I hiked this trail January 16-18 2016. We started at the office and hiked clockwise. The initial ascent was a pretty good climb, but with fresh legs it wasn't bad. There was some snow and ice on the ground that made many parts of this trail just a little harder.
We camped at the first campsite at Sones pond on Saturday night. I would recommend the last campsite here. That one seemed a better protected from the pond. Especially if it is windy.
The Iron bridge is closed to vehicle traffic but as of now you are able to walk across it.
We stayed at the campsite right after Cold Run road. This is known as Devils Playground on some maps. There was a stream near the site. This area was very rocky and wet and it made for some difficulty putting up four small tents. Monday we woke up to a fresh layer of snow.
We were following three other hikers the whole time until we passed by them the last day. We had 5 runners pass us with saws. They were clearing the trail for an upcoming ultra-marathon. It was nice since they removed a lot of down trees along the trail. We seen 4 day hikers and 2 mountain bikers. So we did have some company while hiking but we never had to share a vista or a campsite.

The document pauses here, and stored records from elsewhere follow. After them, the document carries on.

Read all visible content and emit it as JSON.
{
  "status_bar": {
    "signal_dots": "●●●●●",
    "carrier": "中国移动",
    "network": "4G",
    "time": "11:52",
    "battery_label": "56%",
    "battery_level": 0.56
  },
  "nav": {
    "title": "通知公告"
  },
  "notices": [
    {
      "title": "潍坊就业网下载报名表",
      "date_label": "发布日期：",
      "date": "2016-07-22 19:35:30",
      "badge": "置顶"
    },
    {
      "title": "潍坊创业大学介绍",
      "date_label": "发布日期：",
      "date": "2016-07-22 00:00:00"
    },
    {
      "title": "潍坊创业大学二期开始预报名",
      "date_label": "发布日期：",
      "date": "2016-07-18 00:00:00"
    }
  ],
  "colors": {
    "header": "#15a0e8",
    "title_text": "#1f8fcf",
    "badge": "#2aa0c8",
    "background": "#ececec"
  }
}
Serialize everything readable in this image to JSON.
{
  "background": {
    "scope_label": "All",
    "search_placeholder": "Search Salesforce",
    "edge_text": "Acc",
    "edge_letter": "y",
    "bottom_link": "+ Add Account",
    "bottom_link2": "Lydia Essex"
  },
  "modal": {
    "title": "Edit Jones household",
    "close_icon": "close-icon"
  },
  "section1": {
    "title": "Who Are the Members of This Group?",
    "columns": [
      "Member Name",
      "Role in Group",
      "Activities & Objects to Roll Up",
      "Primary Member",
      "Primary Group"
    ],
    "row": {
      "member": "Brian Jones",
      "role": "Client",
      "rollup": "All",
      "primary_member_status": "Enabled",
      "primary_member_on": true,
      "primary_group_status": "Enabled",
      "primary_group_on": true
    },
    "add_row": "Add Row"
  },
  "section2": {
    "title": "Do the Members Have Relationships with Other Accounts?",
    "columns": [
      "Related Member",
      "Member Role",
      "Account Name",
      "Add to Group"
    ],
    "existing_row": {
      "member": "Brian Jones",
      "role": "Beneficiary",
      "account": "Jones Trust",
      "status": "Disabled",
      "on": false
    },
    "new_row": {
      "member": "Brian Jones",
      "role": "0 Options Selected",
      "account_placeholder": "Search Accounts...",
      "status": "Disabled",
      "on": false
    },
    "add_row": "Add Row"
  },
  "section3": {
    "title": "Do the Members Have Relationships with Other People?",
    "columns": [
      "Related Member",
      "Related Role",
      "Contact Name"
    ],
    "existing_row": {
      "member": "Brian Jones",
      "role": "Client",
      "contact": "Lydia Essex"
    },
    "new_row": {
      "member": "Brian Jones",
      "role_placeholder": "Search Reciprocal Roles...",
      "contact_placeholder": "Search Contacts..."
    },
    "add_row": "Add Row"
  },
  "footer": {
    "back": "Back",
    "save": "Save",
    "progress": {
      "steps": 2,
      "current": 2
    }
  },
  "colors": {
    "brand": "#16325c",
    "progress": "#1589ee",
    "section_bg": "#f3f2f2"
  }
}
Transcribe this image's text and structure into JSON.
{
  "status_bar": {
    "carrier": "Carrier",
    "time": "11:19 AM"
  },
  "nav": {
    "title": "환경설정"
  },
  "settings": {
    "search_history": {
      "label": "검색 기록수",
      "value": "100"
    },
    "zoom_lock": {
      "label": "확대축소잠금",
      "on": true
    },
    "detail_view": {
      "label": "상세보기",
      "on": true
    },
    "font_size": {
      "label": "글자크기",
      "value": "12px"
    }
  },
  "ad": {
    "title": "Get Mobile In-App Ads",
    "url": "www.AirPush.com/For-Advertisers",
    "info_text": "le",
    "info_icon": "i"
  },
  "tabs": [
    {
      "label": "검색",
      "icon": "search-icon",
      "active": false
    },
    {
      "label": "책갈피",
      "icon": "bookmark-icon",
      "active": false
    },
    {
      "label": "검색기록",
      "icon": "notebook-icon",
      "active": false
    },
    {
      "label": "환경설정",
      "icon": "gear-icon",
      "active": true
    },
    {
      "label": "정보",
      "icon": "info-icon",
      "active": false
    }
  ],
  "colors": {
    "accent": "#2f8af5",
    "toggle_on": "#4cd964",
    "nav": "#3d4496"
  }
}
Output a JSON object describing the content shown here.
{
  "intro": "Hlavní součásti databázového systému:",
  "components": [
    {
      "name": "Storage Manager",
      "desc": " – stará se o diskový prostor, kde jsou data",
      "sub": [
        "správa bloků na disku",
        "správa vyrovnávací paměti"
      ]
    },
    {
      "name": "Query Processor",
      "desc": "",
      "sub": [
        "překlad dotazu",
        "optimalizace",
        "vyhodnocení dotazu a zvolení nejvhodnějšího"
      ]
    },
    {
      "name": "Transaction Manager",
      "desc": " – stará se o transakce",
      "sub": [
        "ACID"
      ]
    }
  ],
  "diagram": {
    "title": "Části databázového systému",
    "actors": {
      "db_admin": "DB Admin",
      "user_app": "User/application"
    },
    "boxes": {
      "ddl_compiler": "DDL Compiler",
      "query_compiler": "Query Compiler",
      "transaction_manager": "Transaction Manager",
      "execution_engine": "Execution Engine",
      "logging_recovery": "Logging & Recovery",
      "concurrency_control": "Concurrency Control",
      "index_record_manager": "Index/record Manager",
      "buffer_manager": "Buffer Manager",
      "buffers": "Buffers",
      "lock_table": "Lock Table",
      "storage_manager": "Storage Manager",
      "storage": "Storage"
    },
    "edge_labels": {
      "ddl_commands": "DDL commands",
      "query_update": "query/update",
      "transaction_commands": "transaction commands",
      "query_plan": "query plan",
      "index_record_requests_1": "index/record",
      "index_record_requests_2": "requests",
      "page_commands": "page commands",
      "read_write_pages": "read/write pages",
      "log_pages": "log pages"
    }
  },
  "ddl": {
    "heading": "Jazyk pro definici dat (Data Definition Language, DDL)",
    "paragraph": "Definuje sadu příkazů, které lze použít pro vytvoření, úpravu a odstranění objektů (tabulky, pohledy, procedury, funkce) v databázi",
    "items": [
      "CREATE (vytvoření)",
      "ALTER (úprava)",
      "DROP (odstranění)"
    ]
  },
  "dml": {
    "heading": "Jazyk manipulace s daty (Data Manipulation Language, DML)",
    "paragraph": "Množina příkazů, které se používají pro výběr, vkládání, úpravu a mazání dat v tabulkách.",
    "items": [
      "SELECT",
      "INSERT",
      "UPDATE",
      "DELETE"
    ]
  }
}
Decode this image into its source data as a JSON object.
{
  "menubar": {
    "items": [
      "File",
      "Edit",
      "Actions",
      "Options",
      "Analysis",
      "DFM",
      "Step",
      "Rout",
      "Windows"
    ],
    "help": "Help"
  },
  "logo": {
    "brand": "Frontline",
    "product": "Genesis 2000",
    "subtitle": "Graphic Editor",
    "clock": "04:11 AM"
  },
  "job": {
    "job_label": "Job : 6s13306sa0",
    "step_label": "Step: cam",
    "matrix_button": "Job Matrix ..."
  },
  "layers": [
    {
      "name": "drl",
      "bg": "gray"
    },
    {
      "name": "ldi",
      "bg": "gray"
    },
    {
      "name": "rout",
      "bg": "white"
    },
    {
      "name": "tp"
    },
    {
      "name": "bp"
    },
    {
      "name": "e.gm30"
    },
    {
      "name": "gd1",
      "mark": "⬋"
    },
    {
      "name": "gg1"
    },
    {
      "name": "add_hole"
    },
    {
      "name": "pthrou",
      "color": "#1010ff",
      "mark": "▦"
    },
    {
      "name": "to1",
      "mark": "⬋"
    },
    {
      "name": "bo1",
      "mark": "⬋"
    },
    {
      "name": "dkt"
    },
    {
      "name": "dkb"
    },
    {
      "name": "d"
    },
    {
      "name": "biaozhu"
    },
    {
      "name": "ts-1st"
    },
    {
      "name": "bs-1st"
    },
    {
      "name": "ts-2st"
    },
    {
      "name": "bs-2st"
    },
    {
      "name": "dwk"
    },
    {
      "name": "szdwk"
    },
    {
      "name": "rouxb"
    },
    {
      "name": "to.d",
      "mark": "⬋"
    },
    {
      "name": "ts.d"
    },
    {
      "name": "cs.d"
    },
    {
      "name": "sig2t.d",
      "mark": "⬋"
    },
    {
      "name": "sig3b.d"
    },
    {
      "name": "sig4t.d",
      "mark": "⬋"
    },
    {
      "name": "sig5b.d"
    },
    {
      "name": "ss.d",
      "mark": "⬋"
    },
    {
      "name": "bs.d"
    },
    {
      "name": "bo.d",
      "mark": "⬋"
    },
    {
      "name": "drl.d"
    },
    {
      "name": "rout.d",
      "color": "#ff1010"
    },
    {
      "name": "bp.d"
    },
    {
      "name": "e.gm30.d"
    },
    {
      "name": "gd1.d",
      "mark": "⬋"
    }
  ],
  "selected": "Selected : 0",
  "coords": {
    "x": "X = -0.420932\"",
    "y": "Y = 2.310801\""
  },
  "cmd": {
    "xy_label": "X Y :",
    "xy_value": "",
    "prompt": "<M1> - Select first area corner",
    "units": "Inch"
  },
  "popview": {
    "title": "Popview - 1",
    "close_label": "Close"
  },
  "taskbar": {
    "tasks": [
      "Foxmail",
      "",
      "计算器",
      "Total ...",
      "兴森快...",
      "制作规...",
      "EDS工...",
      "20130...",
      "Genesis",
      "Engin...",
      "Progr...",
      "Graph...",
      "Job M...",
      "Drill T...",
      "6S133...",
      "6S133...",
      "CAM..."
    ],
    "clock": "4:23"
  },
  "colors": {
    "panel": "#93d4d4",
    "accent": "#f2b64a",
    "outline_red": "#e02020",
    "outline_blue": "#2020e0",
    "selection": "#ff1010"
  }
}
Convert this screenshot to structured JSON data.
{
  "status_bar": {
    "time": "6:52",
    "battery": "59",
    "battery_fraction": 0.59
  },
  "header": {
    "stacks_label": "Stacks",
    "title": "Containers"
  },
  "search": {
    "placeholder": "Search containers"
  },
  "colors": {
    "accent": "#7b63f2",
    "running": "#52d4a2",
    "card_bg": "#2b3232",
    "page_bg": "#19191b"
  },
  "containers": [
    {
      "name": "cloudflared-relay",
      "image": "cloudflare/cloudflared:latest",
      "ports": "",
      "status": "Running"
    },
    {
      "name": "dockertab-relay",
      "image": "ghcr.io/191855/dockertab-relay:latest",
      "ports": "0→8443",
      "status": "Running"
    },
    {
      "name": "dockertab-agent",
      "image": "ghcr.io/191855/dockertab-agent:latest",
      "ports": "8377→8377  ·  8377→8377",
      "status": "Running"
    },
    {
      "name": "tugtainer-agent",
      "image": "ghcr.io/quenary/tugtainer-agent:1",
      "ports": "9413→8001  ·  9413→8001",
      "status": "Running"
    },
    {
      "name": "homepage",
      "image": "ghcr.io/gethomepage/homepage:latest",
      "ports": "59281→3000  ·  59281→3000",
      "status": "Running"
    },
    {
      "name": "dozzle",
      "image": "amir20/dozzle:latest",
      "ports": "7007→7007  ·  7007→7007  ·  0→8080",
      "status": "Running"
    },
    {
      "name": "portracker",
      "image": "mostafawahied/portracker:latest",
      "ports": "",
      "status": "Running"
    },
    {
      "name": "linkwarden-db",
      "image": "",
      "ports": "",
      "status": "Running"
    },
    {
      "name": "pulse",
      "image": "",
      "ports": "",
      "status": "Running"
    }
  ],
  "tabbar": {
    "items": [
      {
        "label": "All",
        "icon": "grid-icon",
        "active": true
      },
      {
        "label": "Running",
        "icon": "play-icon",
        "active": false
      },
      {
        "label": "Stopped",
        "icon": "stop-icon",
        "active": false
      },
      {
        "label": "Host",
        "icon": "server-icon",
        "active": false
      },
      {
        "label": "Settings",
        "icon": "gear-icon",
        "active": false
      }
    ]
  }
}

All in all this was a nice scenic trail with a few decent climbs and descents. It was a very muddy trail in some parts. So be prepared to have wet and muddy feet most of the time during wet seasons. The LT was marked very well with the Link Trail only having a few spots where I questioned the direction the trail went.
Nic N. on Loyalsock Trail
Hard trail lots of rain and snow
We did this trail in reverse over Labor Day Weekend 2015- 2 nights and 2.5 days, using the Alpine Club of Williamsport Guide. The trail is well-marked and the guide was spot on. There were a few switchbacks: ascending from The Haystacks to the W&NB RR after the Register at mile marker 53; at Tom's Run/Alpine Falls. The water was hardly there anymore with it being late Summer.
As for the guide, the only thing I wish that could have been pointed out is the exact location of the Link Trail Entry point which was directly behind the World's End SP. It was a beautiful experience that I would do it again.